Provided data: Begin
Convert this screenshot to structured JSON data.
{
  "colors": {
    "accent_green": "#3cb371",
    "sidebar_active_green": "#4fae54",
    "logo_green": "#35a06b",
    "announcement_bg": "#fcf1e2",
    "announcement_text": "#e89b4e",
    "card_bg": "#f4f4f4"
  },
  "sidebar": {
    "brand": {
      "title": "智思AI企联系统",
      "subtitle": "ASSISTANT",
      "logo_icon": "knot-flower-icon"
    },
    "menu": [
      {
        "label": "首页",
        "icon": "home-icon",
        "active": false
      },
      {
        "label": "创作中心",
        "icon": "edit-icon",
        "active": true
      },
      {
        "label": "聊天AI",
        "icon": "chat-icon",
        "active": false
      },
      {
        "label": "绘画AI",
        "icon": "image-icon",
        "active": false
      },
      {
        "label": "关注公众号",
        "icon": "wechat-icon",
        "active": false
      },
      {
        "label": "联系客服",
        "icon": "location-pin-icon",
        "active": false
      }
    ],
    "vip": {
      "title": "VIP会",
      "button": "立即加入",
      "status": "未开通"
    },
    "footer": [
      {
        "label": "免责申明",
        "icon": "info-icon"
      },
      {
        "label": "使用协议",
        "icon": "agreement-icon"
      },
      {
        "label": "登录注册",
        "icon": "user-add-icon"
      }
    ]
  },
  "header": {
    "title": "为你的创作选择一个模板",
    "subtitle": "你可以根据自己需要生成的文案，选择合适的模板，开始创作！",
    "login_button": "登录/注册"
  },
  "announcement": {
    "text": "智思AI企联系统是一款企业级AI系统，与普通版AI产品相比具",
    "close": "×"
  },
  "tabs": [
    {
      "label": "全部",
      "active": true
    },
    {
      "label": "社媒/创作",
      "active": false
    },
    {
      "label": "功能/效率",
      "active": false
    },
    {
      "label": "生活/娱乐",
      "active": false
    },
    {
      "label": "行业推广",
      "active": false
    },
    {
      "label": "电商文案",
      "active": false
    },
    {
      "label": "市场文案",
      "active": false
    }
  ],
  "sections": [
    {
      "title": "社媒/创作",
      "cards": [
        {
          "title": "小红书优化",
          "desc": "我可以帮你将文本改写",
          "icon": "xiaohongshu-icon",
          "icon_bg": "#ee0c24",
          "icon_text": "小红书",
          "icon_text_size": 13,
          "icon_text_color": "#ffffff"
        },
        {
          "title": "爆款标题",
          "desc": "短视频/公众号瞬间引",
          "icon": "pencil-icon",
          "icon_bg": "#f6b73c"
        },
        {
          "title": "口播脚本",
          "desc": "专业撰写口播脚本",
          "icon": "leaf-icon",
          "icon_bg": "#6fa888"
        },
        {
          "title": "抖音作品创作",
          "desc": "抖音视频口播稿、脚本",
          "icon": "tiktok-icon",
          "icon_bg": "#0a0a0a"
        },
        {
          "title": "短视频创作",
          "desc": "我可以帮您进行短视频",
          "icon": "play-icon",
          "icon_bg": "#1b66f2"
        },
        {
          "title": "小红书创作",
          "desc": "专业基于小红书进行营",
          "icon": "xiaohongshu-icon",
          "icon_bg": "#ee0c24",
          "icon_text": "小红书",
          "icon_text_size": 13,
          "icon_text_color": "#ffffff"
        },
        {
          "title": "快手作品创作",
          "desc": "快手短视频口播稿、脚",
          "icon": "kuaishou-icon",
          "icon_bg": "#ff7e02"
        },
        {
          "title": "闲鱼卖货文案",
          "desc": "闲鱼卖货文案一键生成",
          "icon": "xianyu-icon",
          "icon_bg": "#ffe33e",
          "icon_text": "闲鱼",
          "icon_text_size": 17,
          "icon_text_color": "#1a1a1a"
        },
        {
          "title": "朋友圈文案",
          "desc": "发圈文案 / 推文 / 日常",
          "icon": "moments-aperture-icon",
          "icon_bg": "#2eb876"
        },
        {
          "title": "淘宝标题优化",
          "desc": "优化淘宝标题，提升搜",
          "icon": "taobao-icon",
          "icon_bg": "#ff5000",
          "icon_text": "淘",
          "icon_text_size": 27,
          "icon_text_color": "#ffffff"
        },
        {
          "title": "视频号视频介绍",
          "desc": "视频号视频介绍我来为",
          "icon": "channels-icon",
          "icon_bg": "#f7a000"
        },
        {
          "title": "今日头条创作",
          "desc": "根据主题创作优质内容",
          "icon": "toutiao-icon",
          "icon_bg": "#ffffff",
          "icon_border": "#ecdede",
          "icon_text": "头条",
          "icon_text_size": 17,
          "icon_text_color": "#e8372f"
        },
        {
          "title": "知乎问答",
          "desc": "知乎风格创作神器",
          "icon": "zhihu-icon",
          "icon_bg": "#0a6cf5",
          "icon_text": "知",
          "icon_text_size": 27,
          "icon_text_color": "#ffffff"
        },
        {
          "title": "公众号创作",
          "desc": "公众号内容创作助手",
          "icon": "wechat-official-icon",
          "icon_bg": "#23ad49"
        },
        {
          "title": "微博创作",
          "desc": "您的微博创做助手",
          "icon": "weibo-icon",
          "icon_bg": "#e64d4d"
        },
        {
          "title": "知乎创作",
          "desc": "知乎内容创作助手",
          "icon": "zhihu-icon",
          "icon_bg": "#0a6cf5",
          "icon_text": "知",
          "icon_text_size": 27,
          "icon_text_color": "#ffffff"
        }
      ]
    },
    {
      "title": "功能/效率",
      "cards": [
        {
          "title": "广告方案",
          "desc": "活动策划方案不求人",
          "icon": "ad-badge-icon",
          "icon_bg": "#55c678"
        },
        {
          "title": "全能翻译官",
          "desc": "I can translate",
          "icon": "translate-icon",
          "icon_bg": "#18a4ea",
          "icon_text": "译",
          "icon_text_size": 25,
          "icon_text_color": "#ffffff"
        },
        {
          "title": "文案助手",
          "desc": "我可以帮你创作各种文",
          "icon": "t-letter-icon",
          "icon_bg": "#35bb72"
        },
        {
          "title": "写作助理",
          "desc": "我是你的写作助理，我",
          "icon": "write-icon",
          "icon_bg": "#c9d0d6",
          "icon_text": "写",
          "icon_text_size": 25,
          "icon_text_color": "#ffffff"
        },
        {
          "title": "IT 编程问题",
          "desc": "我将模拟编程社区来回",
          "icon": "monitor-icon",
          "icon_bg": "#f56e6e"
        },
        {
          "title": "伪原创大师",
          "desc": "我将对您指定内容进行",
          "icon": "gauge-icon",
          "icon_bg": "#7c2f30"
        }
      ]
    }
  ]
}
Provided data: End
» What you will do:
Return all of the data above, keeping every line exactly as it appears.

» Finished task:
Convert this screenshot to structured JSON data.
{
  "colors": {
    "accent_green": "#3cb371",
    "sidebar_active_green": "#4fae54",
    "logo_green": "#35a06b",
    "announcement_bg": "#fcf1e2",
    "announcement_text": "#e89b4e",
    "card_bg": "#f4f4f4"
  },
  "sidebar": {
    "brand": {
      "title": "智思AI企联系统",
      "subtitle": "ASSISTANT",
      "logo_icon": "knot-flower-icon"
    },
    "menu": [
      {
        "label": "首页",
        "icon": "home-icon",
        "active": false
      },
      {
        "label": "创作中心",
        "icon": "edit-icon",
        "active": true
      },
      {
        "label": "聊天AI",
        "icon": "chat-icon",
        "active": false
      },
      {
        "label": "绘画AI",
        "icon": "image-icon",
        "active": false
      },
      {
        "label": "关注公众号",
        "icon": "wechat-icon",
        "active": false
      },
      {
        "label": "联系客服",
        "icon": "location-pin-icon",
        "active": false
      }
    ],
    "vip": {
      "title": "VIP会",
      "button": "立即加入",
      "status": "未开通"
    },
    "footer": [
      {
        "label": "免责申明",
        "icon": "info-icon"
      },
      {
        "label": "使用协议",
        "icon": "agreement-icon"
      },
      {
        "label": "登录注册",
        "icon": "user-add-icon"
      }
    ]
  },
  "header": {
    "title": "为你的创作选择一个模板",
    "subtitle": "你可以根据自己需要生成的文案，选择合适的模板，开始创作！",
    "login_button": "登录/注册"
  },
  "announcement": {
    "text": "智思AI企联系统是一款企业级AI系统，与普通版AI产品相比具",
    "close": "×"
  },
  "tabs": [
    {
      "label": "全部",
      "active": true
    },
    {
      "label": "社媒/创作",
      "active": false
    },
    {
      "label": "功能/效率",
      "active": false
    },
    {
      "label": "生活/娱乐",
      "active": false
    },
    {
      "label": "行业推广",
      "active": false
    },
    {
      "label": "电商文案",
      "active": false
    },
    {
      "label": "市场文案",
      "active": false
    }
  ],
  "sections": [
    {
      "title": "社媒/创作",
      "cards": [
        {
          "title": "小红书优化",
          "desc": "我可以帮你将文本改写",
          "icon": "xiaohongshu-icon",
          "icon_bg": "#ee0c24",
          "icon_text": "小红书",
          "icon_text_size": 13,
          "icon_text_color": "#ffffff"
        },
        {
          "title": "爆款标题",
          "desc": "短视频/公众号瞬间引",
          "icon": "pencil-icon",
          "icon_bg": "#f6b73c"
        },
        {
          "title": "口播脚本",
          "desc": "专业撰写口播脚本",
          "icon": "leaf-icon",
          "icon_bg": "#6fa888"
        },
        {
          "title": "抖音作品创作",
          "desc": "抖音视频口播稿、脚本",
          "icon": "tiktok-icon",
          "icon_bg": "#0a0a0a"
        },
        {
          "title": "短视频创作",
          "desc": "我可以帮您进行短视频",
          "icon": "play-icon",
          "icon_bg": "#1b66f2"
        },
        {
          "title": "小红书创作",
          "desc": "专业基于小红书进行营",
          "icon": "xiaohongshu-icon",
          "icon_bg": "#ee0c24",
          "icon_text": "小红书",
          "icon_text_size": 13,
          "icon_text_color": "#ffffff"
        },
        {
          "title": "快手作品创作",
          "desc": "快手短视频口播稿、脚",
          "icon": "kuaishou-icon",
          "icon_bg": "#ff7e02"
        },
        {
          "title": "闲鱼卖货文案",
          "desc": "闲鱼卖货文案一键生成",
          "icon": "xianyu-icon",
          "icon_bg": "#ffe33e",
          "icon_text": "闲鱼",
          "icon_text_size": 17,
          "icon_text_color": "#1a1a1a"
        },
        {
          "title": "朋友圈文案",
          "desc": "发圈文案 / 推文 / 日常",
          "icon": "moments-aperture-icon",
          "icon_bg": "#2eb876"
        },
        {
          "title": "淘宝标题优化",
          "desc": "优化淘宝标题，提升搜",
          "icon": "taobao-icon",
          "icon_bg": "#ff5000",
          "icon_text": "淘",
          "icon_text_size": 27,
          "icon_text_color": "#ffffff"
        },
        {
          "title": "视频号视频介绍",
          "desc": "视频号视频介绍我来为",
          "icon": "channels-icon",
          "icon_bg": "#f7a000"
        },
        {
          "title": "今日头条创作",
          "desc": "根据主题创作优质内容",
          "icon": "toutiao-icon",
          "icon_bg": "#ffffff",
          "icon_border": "#ecdede",
          "icon_text": "头条",
          "icon_text_size": 17,
          "icon_text_color": "#e8372f"
        },
        {
          "title": "知乎问答",
          "desc": "知乎风格创作神器",
          "icon": "zhihu-icon",
          "icon_bg": "#0a6cf5",
          "icon_text": "知",
          "icon_text_size": 27,
          "icon_text_color": "#ffffff"
        },
        {
          "title": "公众号创作",
          "desc": "公众号内容创作助手",
          "icon": "wechat-official-icon",
          "icon_bg": "#23ad49"
        },
        {
          "title": "微博创作",
          "desc": "您的微博创做助手",
          "icon": "weibo-icon",
          "icon_bg": "#e64d4d"
        },
        {
          "title": "知乎创作",
          "desc": "知乎内容创作助手",
          "icon": "zhihu-icon",
          "icon_bg": "#0a6cf5",
          "icon_text": "知",
          "icon_text_size": 27,
          "icon_text_color": "#ffffff"
        }
      ]
    },
    {
      "title": "功能/效率",
      "cards": [
        {
          "title": "广告方案",
          "desc": "活动策划方案不求人",
          "icon": "ad-badge-icon",
          "icon_bg": "#55c678"
        },
        {
          "title": "全能翻译官",
          "desc": "I can translate",
          "icon": "translate-icon",
          "icon_bg": "#18a4ea",
          "icon_text": "译",
          "icon_text_size": 25,
          "icon_text_color": "#ffffff"
        },
        {
          "title": "文案助手",
          "desc": "我可以帮你创作各种文",
          "icon": "t-letter-icon",
          "icon_bg": "#35bb72"
        },
        {
          "title": "写作助理",
          "desc": "我是你的写作助理，我",
          "icon": "write-icon",
          "icon_bg": "#c9d0d6",
          "icon_text": "写",
          "icon_text_size": 25,
          "icon_text_color": "#ffffff"
        },
        {
          "title": "IT 编程问题",
          "desc": "我将模拟编程社区来回",
          "icon": "monitor-icon",
          "icon_bg": "#f56e6e"
        },
        {
          "title": "伪原创大师",
          "desc": "我将对您指定内容进行",
          "icon": "gauge-icon",
          "icon_bg": "#7c2f30"
        }
      ]
    }
  ]
}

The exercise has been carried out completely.